Information shown:
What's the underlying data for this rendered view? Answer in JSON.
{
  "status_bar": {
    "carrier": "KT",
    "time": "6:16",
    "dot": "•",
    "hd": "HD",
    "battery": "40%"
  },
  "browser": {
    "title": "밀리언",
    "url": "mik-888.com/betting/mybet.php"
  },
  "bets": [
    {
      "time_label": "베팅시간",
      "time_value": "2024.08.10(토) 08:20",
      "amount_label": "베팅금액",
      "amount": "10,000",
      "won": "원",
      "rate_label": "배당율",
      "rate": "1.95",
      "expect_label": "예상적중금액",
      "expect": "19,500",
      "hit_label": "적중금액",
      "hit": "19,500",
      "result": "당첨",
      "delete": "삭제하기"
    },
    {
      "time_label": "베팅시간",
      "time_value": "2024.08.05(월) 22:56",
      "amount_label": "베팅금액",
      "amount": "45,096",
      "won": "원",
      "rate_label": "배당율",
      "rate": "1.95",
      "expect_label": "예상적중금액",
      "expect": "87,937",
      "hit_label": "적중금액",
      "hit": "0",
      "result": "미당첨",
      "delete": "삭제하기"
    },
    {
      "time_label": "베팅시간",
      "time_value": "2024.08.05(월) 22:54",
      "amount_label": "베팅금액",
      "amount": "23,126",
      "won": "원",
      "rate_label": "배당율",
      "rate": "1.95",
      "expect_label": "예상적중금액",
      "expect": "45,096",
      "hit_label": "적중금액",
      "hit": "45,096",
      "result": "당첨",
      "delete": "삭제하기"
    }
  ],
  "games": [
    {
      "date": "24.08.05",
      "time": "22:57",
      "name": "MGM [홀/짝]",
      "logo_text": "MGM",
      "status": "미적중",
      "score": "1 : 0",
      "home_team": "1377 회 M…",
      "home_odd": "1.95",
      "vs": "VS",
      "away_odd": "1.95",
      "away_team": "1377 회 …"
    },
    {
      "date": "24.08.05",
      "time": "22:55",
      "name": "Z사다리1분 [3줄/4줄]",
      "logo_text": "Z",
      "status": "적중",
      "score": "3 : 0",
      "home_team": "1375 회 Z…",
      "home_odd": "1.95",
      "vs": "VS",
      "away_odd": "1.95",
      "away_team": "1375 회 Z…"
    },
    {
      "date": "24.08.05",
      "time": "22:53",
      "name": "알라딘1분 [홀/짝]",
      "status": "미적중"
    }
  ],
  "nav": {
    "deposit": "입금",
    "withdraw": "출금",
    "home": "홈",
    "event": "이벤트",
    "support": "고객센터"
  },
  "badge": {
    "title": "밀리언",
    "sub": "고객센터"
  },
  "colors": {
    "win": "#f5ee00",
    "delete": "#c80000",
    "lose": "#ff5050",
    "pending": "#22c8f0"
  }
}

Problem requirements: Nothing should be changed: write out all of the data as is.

Completed exercise:
What's the underlying data for this rendered view? Answer in JSON.
{
  "status_bar": {
    "carrier": "KT",
    "time": "6:16",
    "dot": "•",
    "hd": "HD",
    "battery": "40%"
  },
  "browser": {
    "title": "밀리언",
    "url": "mik-888.com/betting/mybet.php"
  },
  "bets": [
    {
      "time_label": "베팅시간",
      "time_value": "2024.08.10(토) 08:20",
      "amount_label": "베팅금액",
      "amount": "10,000",
      "won": "원",
      "rate_label": "배당율",
      "rate": "1.95",
      "expect_label": "예상적중금액",
      "expect": "19,500",
      "hit_label": "적중금액",
      "hit": "19,500",
      "result": "당첨",
      "delete": "삭제하기"
    },
    {
      "time_label": "베팅시간",
      "time_value": "2024.08.05(월) 22:56",
      "amount_label": "베팅금액",
      "amount": "45,096",
      "won": "원",
      "rate_label": "배당율",
      "rate": "1.95",
      "expect_label": "예상적중금액",
      "expect": "87,937",
      "hit_label": "적중금액",
      "hit": "0",
      "result": "미당첨",
      "delete": "삭제하기"
    },
    {
      "time_label": "베팅시간",
      "time_value": "2024.08.05(월) 22:54",
      "amount_label": "베팅금액",
      "amount": "23,126",
      "won": "원",
      "rate_label": "배당율",
      "rate": "1.95",
      "expect_label": "예상적중금액",
      "expect": "45,096",
      "hit_label": "적중금액",
      "hit": "45,096",
      "result": "당첨",
      "delete": "삭제하기"
    }
  ],
  "games": [
    {
      "date": "24.08.05",
      "time": "22:57",
      "name": "MGM [홀/짝]",
      "logo_text": "MGM",
      "status": "미적중",
      "score": "1 : 0",
      "home_team": "1377 회 M…",
      "home_odd": "1.95",
      "vs": "VS",
      "away_odd": "1.95",
      "away_team": "1377 회 …"
    },
    {
      "date": "24.08.05",
      "time": "22:55",
      "name": "Z사다리1분 [3줄/4줄]",
      "logo_text": "Z",
      "status": "적중",
      "score": "3 : 0",
      "home_team": "1375 회 Z…",
      "home_odd": "1.95",
      "vs": "VS",
      "away_odd": "1.95",
      "away_team": "1375 회 Z…"
    },
    {
      "date": "24.08.05",
      "time": "22:53",
      "name": "알라딘1분 [홀/짝]",
      "status": "미적중"
    }
  ],
  "nav": {
    "deposit": "입금",
    "withdraw": "출금",
    "home": "홈",
    "event": "이벤트",
    "support": "고객센터"
  },
  "badge": {
    "title": "밀리언",
    "sub": "고객센터"
  },
  "colors": {
    "win": "#f5ee00",
    "delete": "#c80000",
    "lose": "#ff5050",
    "pending": "#22c8f0"
  }
}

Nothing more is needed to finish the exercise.